A dime a dozen

"You're a writer. I've got an idea for you."

How many times have you heard that? You're sitting in a library or a bookstore and before or after your talk someone offers you an idea for a story. Or a true confession that only you can write.

It's the best story anyone has ever heard; it's so sensational, he's going to have to hide while you write it. It will be on the bestseller list quicker than you can say Ghost Writer in the Sky.

This weekend a man approached me in a library as our panel of authors was getting ready.

"I'm a political prisoner," he said, "and I know things that I really can't tell anyone." He then proceeded to tell me everything he could in the few minutes before show time. "I'm going to let you write this story," he said. Apparently I'm the only one in the world he can trust. Or maybe I look like I'm desperate for ideas.

What none of these people seem to realize is that writers have more ideas than anything else. More ideas than time, more ideas than computer paper, more ideas than money. We have ideas in our file cabinets, in notebooks all over the house, and on the notepads by our beds. Some of the ideas take up many pages in an old notebook; others fit on post-its in the bathroom.

I feel guilty not jumping on these proffered projects, but it's all I can do to manage my own ideas. Maybe there should be software that takes random ideas and works them into a book. Maybe there already is.

Mary Kay Ash said, "Ideas are a dime a dozen. People who implement them are priceless."

I'd better get busy.


Betty Hechtman said...

My father was a writer and he used to tells similar stories to yours, Camille. But it was even worse, they'd want their name in the byline.

Joanna Campbell Slan said...

What's wonderful about this is that folks relate to us, to what we are doing, and the love of a good story.

Camille Minichino said...

Leave it to Joanna to put a positive spin on this!

The problem is that that kind of person will try to usurp the writer's attention, making it tough to be inclusive with people waiting.

Anonymous said...

How true it is, as is Mary Kay Ash's statement.

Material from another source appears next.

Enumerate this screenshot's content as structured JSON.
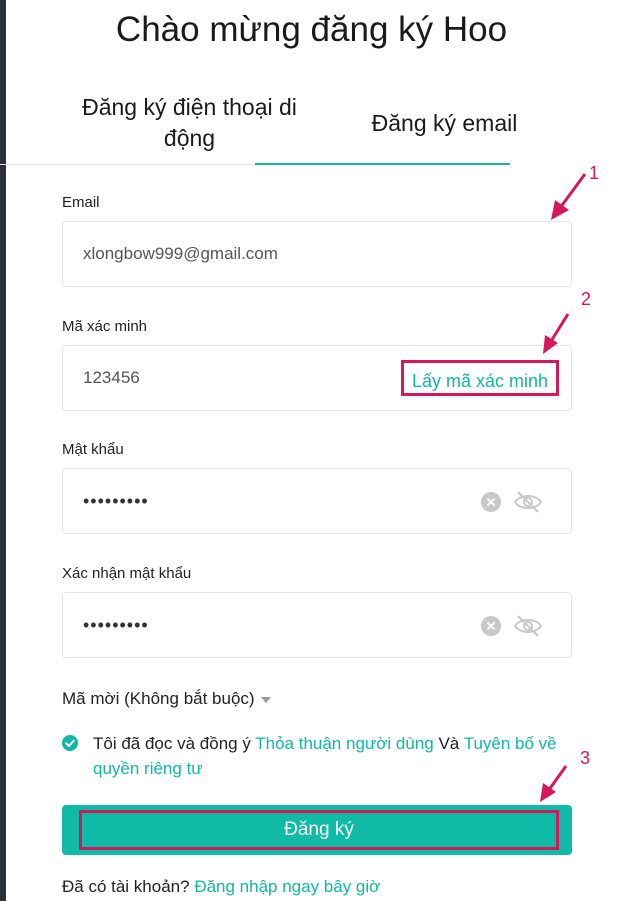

This applies to painting as well, for sure. I'd better get busy, too. xoxoxo